• **What to produce**: Reproduce all of the entries below exactly, without images.
++++++++
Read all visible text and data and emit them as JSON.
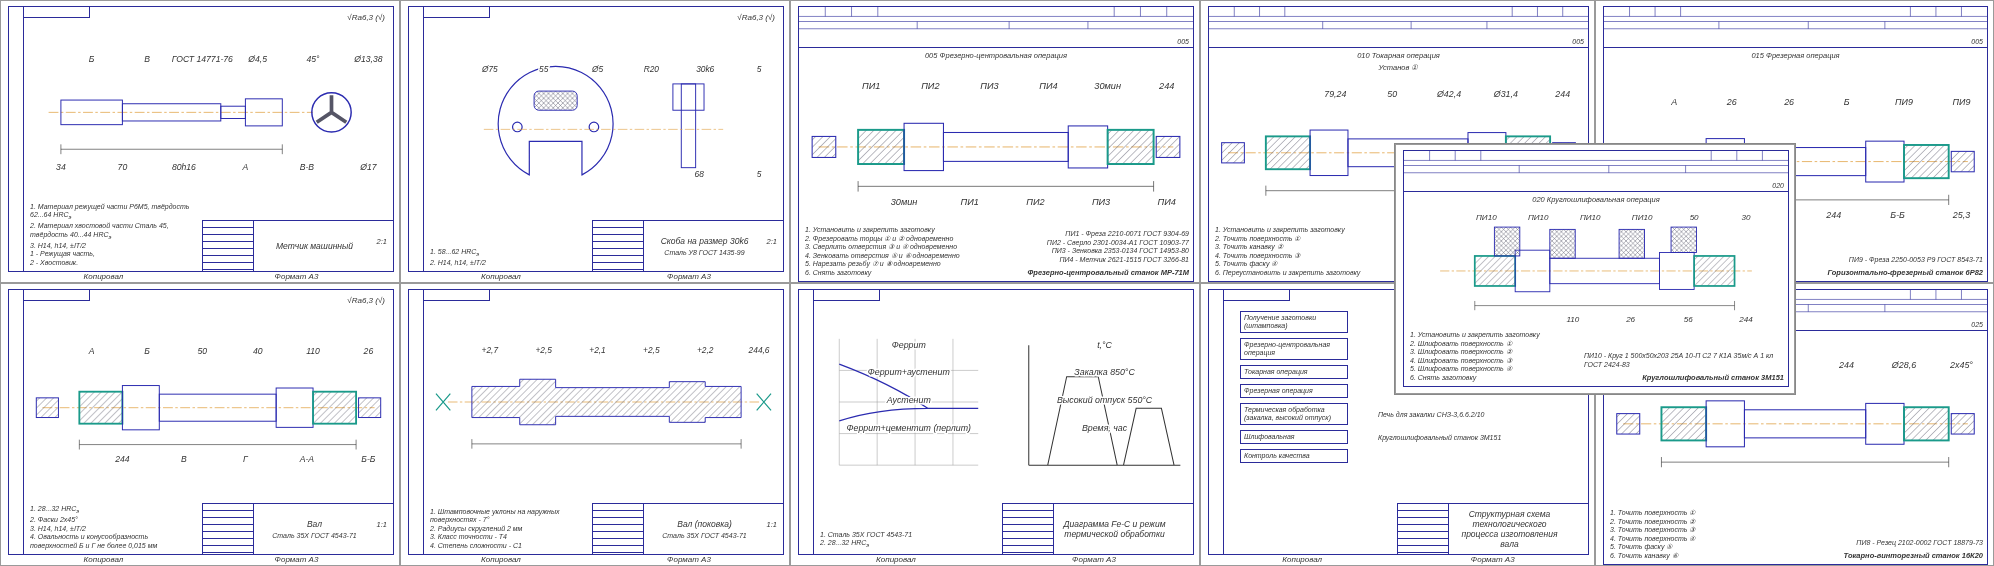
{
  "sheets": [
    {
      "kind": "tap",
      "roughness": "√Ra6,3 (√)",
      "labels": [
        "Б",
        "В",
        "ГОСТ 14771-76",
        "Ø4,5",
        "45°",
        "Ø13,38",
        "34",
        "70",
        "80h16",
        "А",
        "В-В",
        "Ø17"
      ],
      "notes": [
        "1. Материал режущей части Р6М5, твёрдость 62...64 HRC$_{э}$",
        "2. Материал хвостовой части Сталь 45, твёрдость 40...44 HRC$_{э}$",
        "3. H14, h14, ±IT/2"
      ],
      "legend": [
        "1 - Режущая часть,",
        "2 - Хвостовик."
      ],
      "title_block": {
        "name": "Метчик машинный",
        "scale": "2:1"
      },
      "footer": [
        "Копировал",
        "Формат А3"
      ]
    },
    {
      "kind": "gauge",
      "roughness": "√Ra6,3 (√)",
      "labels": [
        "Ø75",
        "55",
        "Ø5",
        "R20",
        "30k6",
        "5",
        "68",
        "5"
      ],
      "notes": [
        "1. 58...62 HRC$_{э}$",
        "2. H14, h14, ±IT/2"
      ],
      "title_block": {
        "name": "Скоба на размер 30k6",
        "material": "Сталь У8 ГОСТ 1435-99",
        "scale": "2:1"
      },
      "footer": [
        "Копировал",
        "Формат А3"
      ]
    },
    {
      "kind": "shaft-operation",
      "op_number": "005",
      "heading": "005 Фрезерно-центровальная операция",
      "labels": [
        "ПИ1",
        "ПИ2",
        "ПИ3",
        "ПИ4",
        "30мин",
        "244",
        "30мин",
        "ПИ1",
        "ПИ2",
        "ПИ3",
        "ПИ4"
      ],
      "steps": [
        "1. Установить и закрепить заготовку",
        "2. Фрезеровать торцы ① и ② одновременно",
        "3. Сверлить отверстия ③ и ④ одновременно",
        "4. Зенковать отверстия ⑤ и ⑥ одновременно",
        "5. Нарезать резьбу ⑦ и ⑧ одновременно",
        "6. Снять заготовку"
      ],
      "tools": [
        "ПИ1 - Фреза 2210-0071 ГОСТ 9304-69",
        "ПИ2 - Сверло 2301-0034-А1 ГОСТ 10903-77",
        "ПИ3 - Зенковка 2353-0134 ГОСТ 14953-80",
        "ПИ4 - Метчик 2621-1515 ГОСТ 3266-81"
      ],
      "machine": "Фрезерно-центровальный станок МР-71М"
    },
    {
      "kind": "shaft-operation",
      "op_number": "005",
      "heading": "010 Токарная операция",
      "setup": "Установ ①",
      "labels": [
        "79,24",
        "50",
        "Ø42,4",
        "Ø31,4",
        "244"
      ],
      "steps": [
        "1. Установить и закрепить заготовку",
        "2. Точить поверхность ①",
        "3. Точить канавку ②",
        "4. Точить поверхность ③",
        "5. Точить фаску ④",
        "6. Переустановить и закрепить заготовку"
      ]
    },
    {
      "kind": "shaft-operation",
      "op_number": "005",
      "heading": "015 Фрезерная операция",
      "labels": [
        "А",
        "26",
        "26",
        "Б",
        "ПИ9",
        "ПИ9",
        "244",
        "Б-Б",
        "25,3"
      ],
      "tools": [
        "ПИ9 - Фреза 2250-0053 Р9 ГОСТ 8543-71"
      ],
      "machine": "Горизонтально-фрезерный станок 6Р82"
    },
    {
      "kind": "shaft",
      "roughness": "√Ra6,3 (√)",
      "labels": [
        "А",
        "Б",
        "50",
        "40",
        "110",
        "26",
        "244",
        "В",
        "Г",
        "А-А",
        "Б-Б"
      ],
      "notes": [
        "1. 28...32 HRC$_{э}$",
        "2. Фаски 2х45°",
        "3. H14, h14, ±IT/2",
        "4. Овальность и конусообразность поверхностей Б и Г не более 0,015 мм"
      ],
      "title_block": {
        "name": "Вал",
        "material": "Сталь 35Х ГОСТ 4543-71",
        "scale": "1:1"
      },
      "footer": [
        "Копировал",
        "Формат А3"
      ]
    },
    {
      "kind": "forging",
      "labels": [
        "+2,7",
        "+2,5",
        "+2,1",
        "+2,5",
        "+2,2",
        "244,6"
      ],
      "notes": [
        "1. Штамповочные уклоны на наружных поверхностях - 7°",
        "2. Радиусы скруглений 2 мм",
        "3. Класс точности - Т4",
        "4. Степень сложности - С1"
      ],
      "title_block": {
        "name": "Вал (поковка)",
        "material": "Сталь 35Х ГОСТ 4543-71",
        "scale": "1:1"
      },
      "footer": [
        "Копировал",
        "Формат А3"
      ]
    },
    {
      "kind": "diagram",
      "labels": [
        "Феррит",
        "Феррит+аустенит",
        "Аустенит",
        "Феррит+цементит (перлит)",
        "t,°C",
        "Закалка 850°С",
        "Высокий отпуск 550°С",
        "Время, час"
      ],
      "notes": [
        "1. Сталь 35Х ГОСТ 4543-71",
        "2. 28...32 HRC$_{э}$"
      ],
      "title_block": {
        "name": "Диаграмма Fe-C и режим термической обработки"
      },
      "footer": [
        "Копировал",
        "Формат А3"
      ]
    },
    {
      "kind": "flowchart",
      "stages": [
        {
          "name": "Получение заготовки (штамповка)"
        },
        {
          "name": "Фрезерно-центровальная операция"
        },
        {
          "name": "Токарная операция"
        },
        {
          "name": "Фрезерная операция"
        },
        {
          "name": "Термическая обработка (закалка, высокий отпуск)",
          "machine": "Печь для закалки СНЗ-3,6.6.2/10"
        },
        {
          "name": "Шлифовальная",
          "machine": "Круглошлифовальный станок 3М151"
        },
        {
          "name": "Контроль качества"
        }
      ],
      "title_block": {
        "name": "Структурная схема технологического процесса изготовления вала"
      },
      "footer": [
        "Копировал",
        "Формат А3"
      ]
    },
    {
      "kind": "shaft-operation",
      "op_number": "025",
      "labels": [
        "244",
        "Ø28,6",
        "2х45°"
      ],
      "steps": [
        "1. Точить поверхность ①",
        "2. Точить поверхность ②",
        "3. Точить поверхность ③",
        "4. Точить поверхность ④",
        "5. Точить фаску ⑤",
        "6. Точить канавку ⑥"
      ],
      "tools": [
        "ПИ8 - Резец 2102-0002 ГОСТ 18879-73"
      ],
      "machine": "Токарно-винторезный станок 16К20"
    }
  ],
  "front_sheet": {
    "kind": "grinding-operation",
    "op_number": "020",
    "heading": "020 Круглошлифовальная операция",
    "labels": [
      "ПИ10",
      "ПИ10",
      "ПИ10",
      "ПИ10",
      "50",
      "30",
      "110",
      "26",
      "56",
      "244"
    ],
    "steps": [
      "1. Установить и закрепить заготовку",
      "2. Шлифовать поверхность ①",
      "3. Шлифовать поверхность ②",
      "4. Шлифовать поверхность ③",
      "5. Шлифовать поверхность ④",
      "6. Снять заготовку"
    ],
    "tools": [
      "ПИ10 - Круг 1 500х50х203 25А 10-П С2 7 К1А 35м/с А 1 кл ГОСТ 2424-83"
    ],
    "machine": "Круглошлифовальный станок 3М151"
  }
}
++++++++
• **The completed task**:
Read all visible text and data and emit them as JSON.
{
  "sheets": [
    {
      "kind": "tap",
      "roughness": "√Ra6,3 (√)",
      "labels": [
        "Б",
        "В",
        "ГОСТ 14771-76",
        "Ø4,5",
        "45°",
        "Ø13,38",
        "34",
        "70",
        "80h16",
        "А",
        "В-В",
        "Ø17"
      ],
      "notes": [
        "1. Материал режущей части Р6М5, твёрдость 62...64 HRC$_{э}$",
        "2. Материал хвостовой части Сталь 45, твёрдость 40...44 HRC$_{э}$",
        "3. H14, h14, ±IT/2"
      ],
      "legend": [
        "1 - Режущая часть,",
        "2 - Хвостовик."
      ],
      "title_block": {
        "name": "Метчик машинный",
        "scale": "2:1"
      },
      "footer": [
        "Копировал",
        "Формат А3"
      ]
    },
    {
      "kind": "gauge",
      "roughness": "√Ra6,3 (√)",
      "labels": [
        "Ø75",
        "55",
        "Ø5",
        "R20",
        "30k6",
        "5",
        "68",
        "5"
      ],
      "notes": [
        "1. 58...62 HRC$_{э}$",
        "2. H14, h14, ±IT/2"
      ],
      "title_block": {
        "name": "Скоба на размер 30k6",
        "material": "Сталь У8 ГОСТ 1435-99",
        "scale": "2:1"
      },
      "footer": [
        "Копировал",
        "Формат А3"
      ]
    },
    {
      "kind": "shaft-operation",
      "op_number": "005",
      "heading": "005 Фрезерно-центровальная операция",
      "labels": [
        "ПИ1",
        "ПИ2",
        "ПИ3",
        "ПИ4",
        "30мин",
        "244",
        "30мин",
        "ПИ1",
        "ПИ2",
        "ПИ3",
        "ПИ4"
      ],
      "steps": [
        "1. Установить и закрепить заготовку",
        "2. Фрезеровать торцы ① и ② одновременно",
        "3. Сверлить отверстия ③ и ④ одновременно",
        "4. Зенковать отверстия ⑤ и ⑥ одновременно",
        "5. Нарезать резьбу ⑦ и ⑧ одновременно",
        "6. Снять заготовку"
      ],
      "tools": [
        "ПИ1 - Фреза 2210-0071 ГОСТ 9304-69",
        "ПИ2 - Сверло 2301-0034-А1 ГОСТ 10903-77",
        "ПИ3 - Зенковка 2353-0134 ГОСТ 14953-80",
        "ПИ4 - Метчик 2621-1515 ГОСТ 3266-81"
      ],
      "machine": "Фрезерно-центровальный станок МР-71М"
    },
    {
      "kind": "shaft-operation",
      "op_number": "005",
      "heading": "010 Токарная операция",
      "setup": "Установ ①",
      "labels": [
        "79,24",
        "50",
        "Ø42,4",
        "Ø31,4",
        "244"
      ],
      "steps": [
        "1. Установить и закрепить заготовку",
        "2. Точить поверхность ①",
        "3. Точить канавку ②",
        "4. Точить поверхность ③",
        "5. Точить фаску ④",
        "6. Переустановить и закрепить заготовку"
      ]
    },
    {
      "kind": "shaft-operation",
      "op_number": "005",
      "heading": "015 Фрезерная операция",
      "labels": [
        "А",
        "26",
        "26",
        "Б",
        "ПИ9",
        "ПИ9",
        "244",
        "Б-Б",
        "25,3"
      ],
      "tools": [
        "ПИ9 - Фреза 2250-0053 Р9 ГОСТ 8543-71"
      ],
      "machine": "Горизонтально-фрезерный станок 6Р82"
    },
    {
      "kind": "shaft",
      "roughness": "√Ra6,3 (√)",
      "labels": [
        "А",
        "Б",
        "50",
        "40",
        "110",
        "26",
        "244",
        "В",
        "Г",
        "А-А",
        "Б-Б"
      ],
      "notes": [
        "1. 28...32 HRC$_{э}$",
        "2. Фаски 2х45°",
        "3. H14, h14, ±IT/2",
        "4. Овальность и конусообразность поверхностей Б и Г не более 0,015 мм"
      ],
      "title_block": {
        "name": "Вал",
        "material": "Сталь 35Х ГОСТ 4543-71",
        "scale": "1:1"
      },
      "footer": [
        "Копировал",
        "Формат А3"
      ]
    },
    {
      "kind": "forging",
      "labels": [
        "+2,7",
        "+2,5",
        "+2,1",
        "+2,5",
        "+2,2",
        "244,6"
      ],
      "notes": [
        "1. Штамповочные уклоны на наружных поверхностях - 7°",
        "2. Радиусы скруглений 2 мм",
        "3. Класс точности - Т4",
        "4. Степень сложности - С1"
      ],
      "title_block": {
        "name": "Вал (поковка)",
        "material": "Сталь 35Х ГОСТ 4543-71",
        "scale": "1:1"
      },
      "footer": [
        "Копировал",
        "Формат А3"
      ]
    },
    {
      "kind": "diagram",
      "labels": [
        "Феррит",
        "Феррит+аустенит",
        "Аустенит",
        "Феррит+цементит (перлит)",
        "t,°C",
        "Закалка 850°С",
        "Высокий отпуск 550°С",
        "Время, час"
      ],
      "notes": [
        "1. Сталь 35Х ГОСТ 4543-71",
        "2. 28...32 HRC$_{э}$"
      ],
      "title_block": {
        "name": "Диаграмма Fe-C и режим термической обработки"
      },
      "footer": [
        "Копировал",
        "Формат А3"
      ]
    },
    {
      "kind": "flowchart",
      "stages": [
        {
          "name": "Получение заготовки (штамповка)"
        },
        {
          "name": "Фрезерно-центровальная операция"
        },
        {
          "name": "Токарная операция"
        },
        {
          "name": "Фрезерная операция"
        },
        {
          "name": "Термическая обработка (закалка, высокий отпуск)",
          "machine": "Печь для закалки СНЗ-3,6.6.2/10"
        },
        {
          "name": "Шлифовальная",
          "machine": "Круглошлифовальный станок 3М151"
        },
        {
          "name": "Контроль качества"
        }
      ],
      "title_block": {
        "name": "Структурная схема технологического процесса изготовления вала"
      },
      "footer": [
        "Копировал",
        "Формат А3"
      ]
    },
    {
      "kind": "shaft-operation",
      "op_number": "025",
      "labels": [
        "244",
        "Ø28,6",
        "2х45°"
      ],
      "steps": [
        "1. Точить поверхность ①",
        "2. Точить поверхность ②",
        "3. Точить поверхность ③",
        "4. Точить поверхность ④",
        "5. Точить фаску ⑤",
        "6. Точить канавку ⑥"
      ],
      "tools": [
        "ПИ8 - Резец 2102-0002 ГОСТ 18879-73"
      ],
      "machine": "Токарно-винторезный станок 16К20"
    }
  ],
  "front_sheet": {
    "kind": "grinding-operation",
    "op_number": "020",
    "heading": "020 Круглошлифовальная операция",
    "labels": [
      "ПИ10",
      "ПИ10",
      "ПИ10",
      "ПИ10",
      "50",
      "30",
      "110",
      "26",
      "56",
      "244"
    ],
    "steps": [
      "1. Установить и закрепить заготовку",
      "2. Шлифовать поверхность ①",
      "3. Шлифовать поверхность ②",
      "4. Шлифовать поверхность ③",
      "5. Шлифовать поверхность ④",
      "6. Снять заготовку"
    ],
    "tools": [
      "ПИ10 - Круг 1 500х50х203 25А 10-П С2 7 К1А 35м/с А 1 кл ГОСТ 2424-83"
    ],
    "machine": "Круглошлифовальный станок 3М151"
  }
}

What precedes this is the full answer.